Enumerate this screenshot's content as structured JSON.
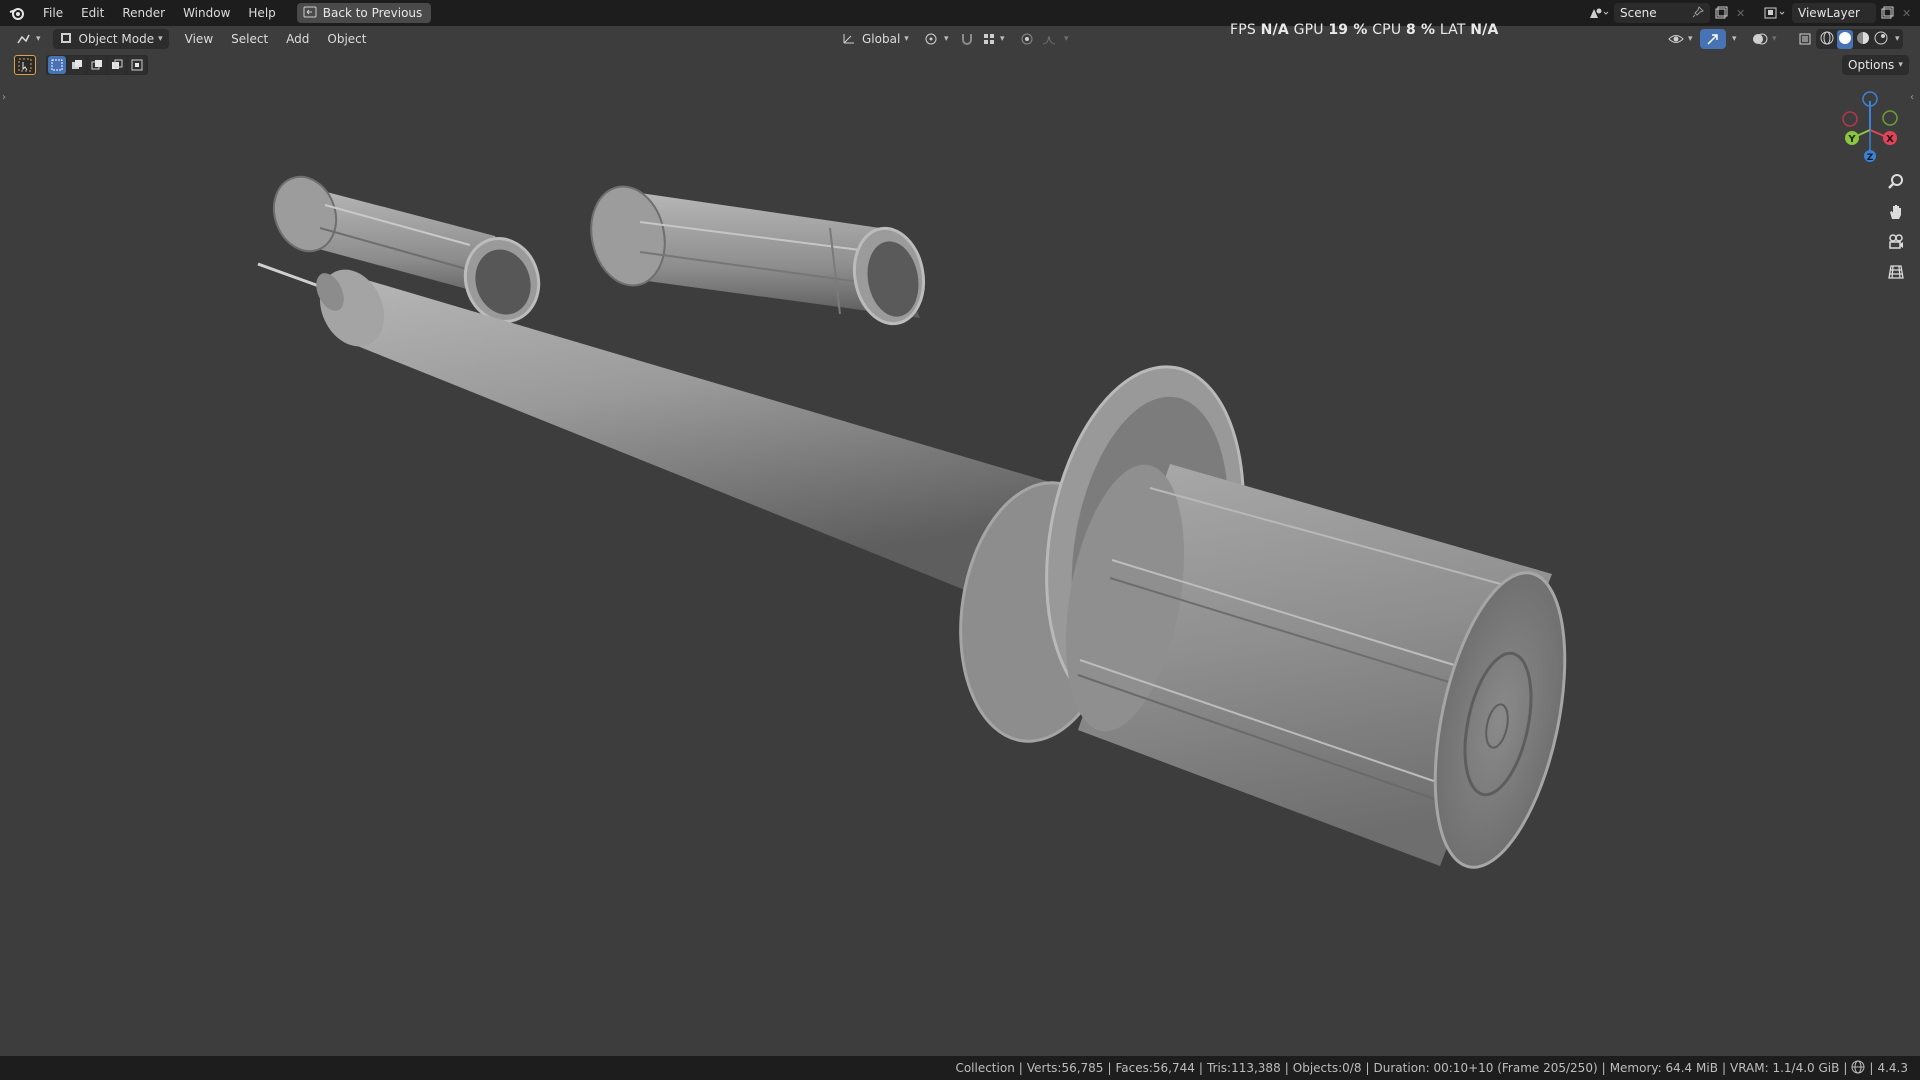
{
  "menu": {
    "items": [
      "File",
      "Edit",
      "Render",
      "Window",
      "Help"
    ],
    "back_label": "Back to Previous"
  },
  "scene_field": {
    "label": "Scene"
  },
  "view_layer_field": {
    "label": "ViewLayer"
  },
  "viewport_header": {
    "mode_label": "Object Mode",
    "menus": [
      "View",
      "Select",
      "Add",
      "Object"
    ],
    "orientation_label": "Global"
  },
  "stats": {
    "fps_label": "FPS",
    "fps_value": "N/A",
    "gpu_label": "GPU",
    "gpu_value": "19 %",
    "cpu_label": "CPU",
    "cpu_value": "8 %",
    "lat_label": "LAT",
    "lat_value": "N/A"
  },
  "options_label": "Options",
  "gizmo": {
    "x": "X",
    "y": "Y",
    "z": "Z"
  },
  "status_bar": {
    "collection": "Collection",
    "verts": "Verts:56,785",
    "faces": "Faces:56,744",
    "tris": "Tris:113,388",
    "objects": "Objects:0/8",
    "duration": "Duration: 00:10+10 (Frame 205/250)",
    "memory": "Memory: 64.4 MiB",
    "vram": "VRAM: 1.1/4.0 GiB",
    "version": "4.4.3"
  },
  "colors": {
    "viewport_bg": "#3d3d3d",
    "header_bg": "#1d1d1d",
    "accent": "#4772b3",
    "axis_x": "#e0445a",
    "axis_y": "#8cc63f",
    "axis_z": "#3b82d6"
  },
  "icons": [
    "blender-logo-icon",
    "back-icon",
    "scene-icon",
    "pin-icon",
    "new-scene-icon",
    "close-icon",
    "view-layer-icon",
    "editor-type-icon",
    "object-mode-icon",
    "transform-orientation-icon",
    "pivot-icon",
    "snap-icon",
    "snap-target-icon",
    "proportional-edit-icon",
    "falloff-icon",
    "visibility-icon",
    "gizmo-icon",
    "overlay-icon",
    "xray-icon",
    "wireframe-shading-icon",
    "solid-shading-icon",
    "material-shading-icon",
    "rendered-shading-icon",
    "zoom-icon",
    "hand-icon",
    "camera-icon",
    "grid-icon",
    "select-box-icon"
  ]
}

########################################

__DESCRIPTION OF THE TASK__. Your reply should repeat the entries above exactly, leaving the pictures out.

__REPLY__.
Enumerate this screenshot's content as structured JSON.
{
  "menu": {
    "items": [
      "File",
      "Edit",
      "Render",
      "Window",
      "Help"
    ],
    "back_label": "Back to Previous"
  },
  "scene_field": {
    "label": "Scene"
  },
  "view_layer_field": {
    "label": "ViewLayer"
  },
  "viewport_header": {
    "mode_label": "Object Mode",
    "menus": [
      "View",
      "Select",
      "Add",
      "Object"
    ],
    "orientation_label": "Global"
  },
  "stats": {
    "fps_label": "FPS",
    "fps_value": "N/A",
    "gpu_label": "GPU",
    "gpu_value": "19 %",
    "cpu_label": "CPU",
    "cpu_value": "8 %",
    "lat_label": "LAT",
    "lat_value": "N/A"
  },
  "options_label": "Options",
  "gizmo": {
    "x": "X",
    "y": "Y",
    "z": "Z"
  },
  "status_bar": {
    "collection": "Collection",
    "verts": "Verts:56,785",
    "faces": "Faces:56,744",
    "tris": "Tris:113,388",
    "objects": "Objects:0/8",
    "duration": "Duration: 00:10+10 (Frame 205/250)",
    "memory": "Memory: 64.4 MiB",
    "vram": "VRAM: 1.1/4.0 GiB",
    "version": "4.4.3"
  },
  "colors": {
    "viewport_bg": "#3d3d3d",
    "header_bg": "#1d1d1d",
    "accent": "#4772b3",
    "axis_x": "#e0445a",
    "axis_y": "#8cc63f",
    "axis_z": "#3b82d6"
  },
  "icons": [
    "blender-logo-icon",
    "back-icon",
    "scene-icon",
    "pin-icon",
    "new-scene-icon",
    "close-icon",
    "view-layer-icon",
    "editor-type-icon",
    "object-mode-icon",
    "transform-orientation-icon",
    "pivot-icon",
    "snap-icon",
    "snap-target-icon",
    "proportional-edit-icon",
    "falloff-icon",
    "visibility-icon",
    "gizmo-icon",
    "overlay-icon",
    "xray-icon",
    "wireframe-shading-icon",
    "solid-shading-icon",
    "material-shading-icon",
    "rendered-shading-icon",
    "zoom-icon",
    "hand-icon",
    "camera-icon",
    "grid-icon",
    "select-box-icon"
  ]
}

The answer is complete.